Posted: by

Mohamed Elrafal is a native of Egypt and a former antiques dealer who runs the Ali Baba Falafel cart at the Bethesda Farm Women’s Market. By allowing a complementary use to lease space, the market gains income to stay viable in the midst of redevelopment (the market is zoned CBD-1).

Even in the snow, people want their falafel

Elrafal serves falafel, gyro, and his mother’s recipe for ful medames, a traditional Egyptian street food of stewed fava beans that is so good, it will make you rethink your relationship to legumes. The guy is really cooking. His falafel is spiced with whole cardamom seeds and accompanied by distinctly seasoned red cabbage, banana peppers, and vinegary lettuce. It’s wrapped in a thinner pita than the gyros, which get a puffier pita bread. Elrafal takes pride in his product.

Ful medames and a falafel sandwich

In the warm weather, he hangs a parakeet cage and he had built a little wooden deck where customers could stand at the truck’s window, but the County came around, told him he needed a permit, and that it would cost $2500. For a guy who sells beans, from a panel truck. The day we visited, Elrafal apologized for making us stand on a crumbling patch of asphalt and the rubber mats covering his power line. So good job there, a non-existent problem not solved.

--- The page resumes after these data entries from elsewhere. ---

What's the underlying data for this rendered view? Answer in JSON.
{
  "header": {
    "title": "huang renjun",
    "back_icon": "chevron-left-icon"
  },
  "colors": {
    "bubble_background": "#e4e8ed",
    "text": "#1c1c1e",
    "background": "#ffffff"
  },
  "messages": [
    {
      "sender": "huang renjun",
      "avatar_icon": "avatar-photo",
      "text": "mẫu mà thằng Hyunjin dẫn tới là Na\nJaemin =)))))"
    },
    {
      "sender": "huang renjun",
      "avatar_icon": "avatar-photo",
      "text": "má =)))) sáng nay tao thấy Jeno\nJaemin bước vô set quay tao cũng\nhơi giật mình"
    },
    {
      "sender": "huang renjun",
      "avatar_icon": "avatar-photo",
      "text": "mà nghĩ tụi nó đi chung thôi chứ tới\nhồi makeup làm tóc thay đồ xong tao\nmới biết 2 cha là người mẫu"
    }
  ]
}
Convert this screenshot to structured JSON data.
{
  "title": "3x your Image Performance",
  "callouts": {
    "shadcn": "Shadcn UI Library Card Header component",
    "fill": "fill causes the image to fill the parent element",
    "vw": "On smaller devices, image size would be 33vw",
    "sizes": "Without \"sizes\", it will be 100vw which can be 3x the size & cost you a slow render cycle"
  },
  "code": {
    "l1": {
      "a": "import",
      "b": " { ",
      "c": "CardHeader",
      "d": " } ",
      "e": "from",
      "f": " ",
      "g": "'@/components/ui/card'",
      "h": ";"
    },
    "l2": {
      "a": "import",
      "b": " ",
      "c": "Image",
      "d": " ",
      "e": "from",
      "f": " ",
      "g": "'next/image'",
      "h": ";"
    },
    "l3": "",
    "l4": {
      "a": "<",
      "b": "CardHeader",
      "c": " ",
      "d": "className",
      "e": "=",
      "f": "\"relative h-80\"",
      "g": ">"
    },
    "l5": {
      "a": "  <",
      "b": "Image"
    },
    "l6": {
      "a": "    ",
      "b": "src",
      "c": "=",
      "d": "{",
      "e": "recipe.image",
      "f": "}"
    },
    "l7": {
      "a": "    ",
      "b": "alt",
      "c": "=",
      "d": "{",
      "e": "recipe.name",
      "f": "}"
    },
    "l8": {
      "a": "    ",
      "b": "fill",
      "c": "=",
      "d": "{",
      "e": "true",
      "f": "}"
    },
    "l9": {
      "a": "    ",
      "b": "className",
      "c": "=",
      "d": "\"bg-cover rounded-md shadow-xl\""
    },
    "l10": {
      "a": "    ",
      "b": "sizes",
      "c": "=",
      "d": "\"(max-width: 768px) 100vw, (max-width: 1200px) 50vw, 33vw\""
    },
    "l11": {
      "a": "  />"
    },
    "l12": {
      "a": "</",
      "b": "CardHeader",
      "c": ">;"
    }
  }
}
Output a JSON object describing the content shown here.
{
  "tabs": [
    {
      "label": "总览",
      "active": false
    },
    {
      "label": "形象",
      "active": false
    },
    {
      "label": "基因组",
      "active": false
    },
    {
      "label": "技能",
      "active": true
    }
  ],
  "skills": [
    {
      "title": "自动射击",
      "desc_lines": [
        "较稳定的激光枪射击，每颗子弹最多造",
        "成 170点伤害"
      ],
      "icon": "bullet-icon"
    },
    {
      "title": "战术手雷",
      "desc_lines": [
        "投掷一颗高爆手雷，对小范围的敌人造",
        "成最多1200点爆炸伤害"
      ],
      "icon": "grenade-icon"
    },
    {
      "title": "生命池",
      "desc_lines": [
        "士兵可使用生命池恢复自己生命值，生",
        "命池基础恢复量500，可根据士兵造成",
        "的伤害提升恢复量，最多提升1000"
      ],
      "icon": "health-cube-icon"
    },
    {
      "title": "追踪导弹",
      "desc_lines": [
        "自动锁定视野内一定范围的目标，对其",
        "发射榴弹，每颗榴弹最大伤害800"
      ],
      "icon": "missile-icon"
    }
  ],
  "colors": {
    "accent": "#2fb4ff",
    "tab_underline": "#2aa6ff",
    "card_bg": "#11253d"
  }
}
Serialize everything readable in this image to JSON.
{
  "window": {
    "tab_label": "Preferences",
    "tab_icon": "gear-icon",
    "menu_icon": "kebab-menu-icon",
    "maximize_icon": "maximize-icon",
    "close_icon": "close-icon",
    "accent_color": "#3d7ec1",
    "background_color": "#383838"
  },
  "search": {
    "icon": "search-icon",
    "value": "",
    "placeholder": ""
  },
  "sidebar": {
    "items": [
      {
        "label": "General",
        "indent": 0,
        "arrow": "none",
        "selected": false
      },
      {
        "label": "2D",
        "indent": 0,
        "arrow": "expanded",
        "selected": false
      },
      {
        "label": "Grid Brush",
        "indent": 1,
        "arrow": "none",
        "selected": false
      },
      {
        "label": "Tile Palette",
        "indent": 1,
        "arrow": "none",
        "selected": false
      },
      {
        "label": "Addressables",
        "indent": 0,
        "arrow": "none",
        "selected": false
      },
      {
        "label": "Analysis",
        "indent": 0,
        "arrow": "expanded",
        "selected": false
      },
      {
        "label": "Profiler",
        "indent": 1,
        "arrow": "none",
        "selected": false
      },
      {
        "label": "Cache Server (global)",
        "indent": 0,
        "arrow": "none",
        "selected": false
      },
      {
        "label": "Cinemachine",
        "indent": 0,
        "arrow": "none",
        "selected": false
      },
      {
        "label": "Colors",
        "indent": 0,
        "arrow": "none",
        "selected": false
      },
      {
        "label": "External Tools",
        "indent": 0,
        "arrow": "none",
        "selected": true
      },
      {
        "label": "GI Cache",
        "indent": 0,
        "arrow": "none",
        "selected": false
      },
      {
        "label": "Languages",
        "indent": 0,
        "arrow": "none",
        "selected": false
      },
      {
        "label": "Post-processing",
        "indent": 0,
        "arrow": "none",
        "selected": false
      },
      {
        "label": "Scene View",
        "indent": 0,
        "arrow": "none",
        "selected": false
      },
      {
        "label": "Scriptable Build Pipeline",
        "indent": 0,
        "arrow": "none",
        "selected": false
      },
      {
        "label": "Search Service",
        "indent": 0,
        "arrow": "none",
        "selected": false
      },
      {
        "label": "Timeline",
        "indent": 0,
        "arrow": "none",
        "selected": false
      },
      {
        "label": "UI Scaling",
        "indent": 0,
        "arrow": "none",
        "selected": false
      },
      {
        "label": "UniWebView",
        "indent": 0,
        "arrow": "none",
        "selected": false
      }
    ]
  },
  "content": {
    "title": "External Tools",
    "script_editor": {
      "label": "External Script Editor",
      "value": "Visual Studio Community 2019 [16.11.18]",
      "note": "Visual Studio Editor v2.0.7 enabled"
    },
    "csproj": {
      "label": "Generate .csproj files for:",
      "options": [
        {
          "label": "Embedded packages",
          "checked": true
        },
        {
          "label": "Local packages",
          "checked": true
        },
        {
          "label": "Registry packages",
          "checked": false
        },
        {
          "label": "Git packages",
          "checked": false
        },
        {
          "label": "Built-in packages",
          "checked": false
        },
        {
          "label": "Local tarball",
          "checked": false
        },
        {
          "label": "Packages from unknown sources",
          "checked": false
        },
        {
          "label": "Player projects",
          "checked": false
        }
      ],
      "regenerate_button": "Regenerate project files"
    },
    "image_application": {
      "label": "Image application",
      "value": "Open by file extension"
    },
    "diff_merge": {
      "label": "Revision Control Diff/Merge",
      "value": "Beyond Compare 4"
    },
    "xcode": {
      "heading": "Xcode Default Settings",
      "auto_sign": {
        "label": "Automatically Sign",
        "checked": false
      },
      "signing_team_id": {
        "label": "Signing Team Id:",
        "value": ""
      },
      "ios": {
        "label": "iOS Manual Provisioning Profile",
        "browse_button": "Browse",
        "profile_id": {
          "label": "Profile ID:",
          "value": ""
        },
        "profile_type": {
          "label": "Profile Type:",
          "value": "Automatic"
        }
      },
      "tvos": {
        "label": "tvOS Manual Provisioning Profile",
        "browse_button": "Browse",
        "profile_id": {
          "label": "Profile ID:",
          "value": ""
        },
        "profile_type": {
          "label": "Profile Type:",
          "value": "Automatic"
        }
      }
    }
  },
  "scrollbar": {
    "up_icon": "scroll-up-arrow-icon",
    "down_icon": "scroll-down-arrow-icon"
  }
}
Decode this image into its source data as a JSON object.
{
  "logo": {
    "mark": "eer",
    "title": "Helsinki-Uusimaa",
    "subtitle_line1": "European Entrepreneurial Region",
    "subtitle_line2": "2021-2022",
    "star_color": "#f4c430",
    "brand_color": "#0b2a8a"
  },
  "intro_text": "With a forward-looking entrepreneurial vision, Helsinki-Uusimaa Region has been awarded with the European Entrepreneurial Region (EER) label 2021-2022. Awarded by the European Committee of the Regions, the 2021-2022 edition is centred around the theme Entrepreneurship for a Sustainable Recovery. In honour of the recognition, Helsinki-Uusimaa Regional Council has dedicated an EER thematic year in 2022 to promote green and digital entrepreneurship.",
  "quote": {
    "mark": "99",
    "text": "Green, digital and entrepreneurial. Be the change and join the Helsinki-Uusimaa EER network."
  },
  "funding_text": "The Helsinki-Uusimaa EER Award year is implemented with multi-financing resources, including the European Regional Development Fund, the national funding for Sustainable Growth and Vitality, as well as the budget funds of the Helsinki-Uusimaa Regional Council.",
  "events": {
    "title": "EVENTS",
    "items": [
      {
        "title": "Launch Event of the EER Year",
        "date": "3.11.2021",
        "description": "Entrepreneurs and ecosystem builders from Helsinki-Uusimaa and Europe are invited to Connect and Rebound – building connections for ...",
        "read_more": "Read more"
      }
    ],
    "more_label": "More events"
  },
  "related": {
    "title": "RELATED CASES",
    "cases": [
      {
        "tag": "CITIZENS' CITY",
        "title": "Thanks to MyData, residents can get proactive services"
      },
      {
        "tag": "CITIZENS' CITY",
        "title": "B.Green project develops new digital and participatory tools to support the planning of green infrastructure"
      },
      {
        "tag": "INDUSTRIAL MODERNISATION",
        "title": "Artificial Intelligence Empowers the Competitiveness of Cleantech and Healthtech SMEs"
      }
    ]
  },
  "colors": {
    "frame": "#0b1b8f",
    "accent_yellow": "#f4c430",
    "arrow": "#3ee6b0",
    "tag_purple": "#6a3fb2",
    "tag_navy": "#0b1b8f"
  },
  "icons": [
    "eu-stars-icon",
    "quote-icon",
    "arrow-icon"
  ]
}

The suburbs are not comfortable with low overhead. Food carts, corner vendors, itinerant knife sharpeners, and road verge farm stands are suspect.  But from mild disorder comes vitality and possibly success. Last summer farm stands were nearly thrown off the street sides until locavores spoke up. Irene’s pupusas in Wheaton is a classic boot-strap story. She started selling from a cart at soccer games, moved up to a panel truck, eventually to three different storefront locations, and has expanded into a nightclub.

The Clayboys shave ice stand in downtown Bethesda, a summer landmark that sets up outside the fountain at Barnes and Noble (watch John Styer sling syrup here), ran into some permit issues a few summers ago, but since the ices are well-loved by Bethesda children, this bit of civic disorder was given permit dispensation.

And I’m almost afraid to mention Jennifer’s Antojito truck that occasionally parks on River Road. Kids sneak out the back of Whitman to buy tacos and burritos. Why doesn’t he just park out in front of the school? Probably because his first market is the Hispanic workers paving the neighborhood with granite countertop, but also because—imagine the neighborhood outcry.

But other communities have recognized that food carts can add economic and social vitality. Los Angeles is setting up a mobile food court and the City of Portland just released this study as a baseline measurement of land use and other issues. The report is well-summarized here, and sees a planning role in:

  • identifying possible cart locations
  • connecting cart operators with existing programs
  • promoting innovative urban design elements that support food carts.

This last one is the most interesting. Know a dead corner that would benefit from a good hot dog? Let us know.

By the way, this is not a new idea, food carts have a creditable history in American cities and, dating to 1893, Haven Brothers in Providence, Rhode Island is the granddaddy of them all. As described online: “An aluminum pick up truck masquerading as a diner that serves the greasiest food imaginable to Providence’s wastoids, insomniacs and street walkers.” Aaah, city life.

3 Responses to “Suburban Food Trucks”

  1. Richard Layman

    Interesting how you don’t mention the banning of food trucks in Prince George’s County, perhaps as an anti-Latino thing, as well as the fit and start experiments with improving the quality and range of offerings of food carts in DC.

  2. claudia kousoulas

    I didn’t know this was an issue in Prince George’s; I’m glad you brought forward. I think this is all part of renegotiating our relationship with the suburbs–people, food, appearance, and function.